Under the hood git-do is doing a few things. First, it will save your commit message to a temporary file (in a created .git/.git-do/ directory) as well as the name of whatever branch you are on when you run the git do command. It will then create and checkout a new branch (using the naming schema do/<slugify(message)>). git-do checkouts out a new branch so that you have a safe “sand-box” to do your work, allowing you to leave if something urgent comes up (e.g. you need to create a hotfix branch from master and solve a critical problem). This branch, however, will be deleted as soon as you run git done, so you should always think of it and treat it as a temporary branch.

As you do your work in the do/ branch, you need not commit anything. Remember, git-do exists at the level of the individual commit. If you think you want to use git-do, but think you will probably have multiple commits, create a feature branch instead. Once you have finished whatever constitutes your commit, you run git done. This will stage and commit all of the changes made in the do/ branch. It will use the message your wrote for git do as the actual commit message. It will then checkout the do/ branch’s parent branch and merge that one commit. This merge must be a fast forward merge, which means you can’t have changed or done anything in the parent branch after running git do but before running git done (Again, anything you do using git-do should fit in one commit and should be your branch’s next commit. Don’t let the fact that git-do creates a temporary branch lull you into thinking you should treat your work there as anything but a single, simple commit).

After merging your commit into the original parent branch, git done will delete the do/ branch. So, if you have a terminal prompt that doesn’t specify the current branch, you would never know the do/ branch ever existed. Your commit history would look exactly as it would had you done the work and written the commit message at the end.

Below is a (contrived) example to demonstrate how simple and short I believe the workflow ought to be:

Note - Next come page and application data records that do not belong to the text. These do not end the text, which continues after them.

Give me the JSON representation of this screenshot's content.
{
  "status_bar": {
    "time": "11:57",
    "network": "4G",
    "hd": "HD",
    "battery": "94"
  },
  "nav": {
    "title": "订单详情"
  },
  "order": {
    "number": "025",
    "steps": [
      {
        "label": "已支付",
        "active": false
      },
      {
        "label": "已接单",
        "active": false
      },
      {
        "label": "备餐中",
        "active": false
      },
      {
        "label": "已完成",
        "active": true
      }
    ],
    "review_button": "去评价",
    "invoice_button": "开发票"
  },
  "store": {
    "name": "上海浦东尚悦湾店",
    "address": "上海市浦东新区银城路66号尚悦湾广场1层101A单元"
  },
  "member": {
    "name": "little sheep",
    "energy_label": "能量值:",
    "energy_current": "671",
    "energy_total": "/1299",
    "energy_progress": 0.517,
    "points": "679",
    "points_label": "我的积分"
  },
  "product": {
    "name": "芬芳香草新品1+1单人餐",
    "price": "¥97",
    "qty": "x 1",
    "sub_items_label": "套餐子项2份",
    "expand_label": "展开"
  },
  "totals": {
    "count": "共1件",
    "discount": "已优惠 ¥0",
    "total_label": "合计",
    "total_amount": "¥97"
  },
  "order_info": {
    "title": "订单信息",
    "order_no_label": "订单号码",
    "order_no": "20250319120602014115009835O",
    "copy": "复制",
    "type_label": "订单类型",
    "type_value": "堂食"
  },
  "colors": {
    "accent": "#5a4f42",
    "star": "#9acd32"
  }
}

$ git do "Demonstrate how git-do works for my project page"
$ touch demonstration.txt
$ vi demonstration.txt
$ git done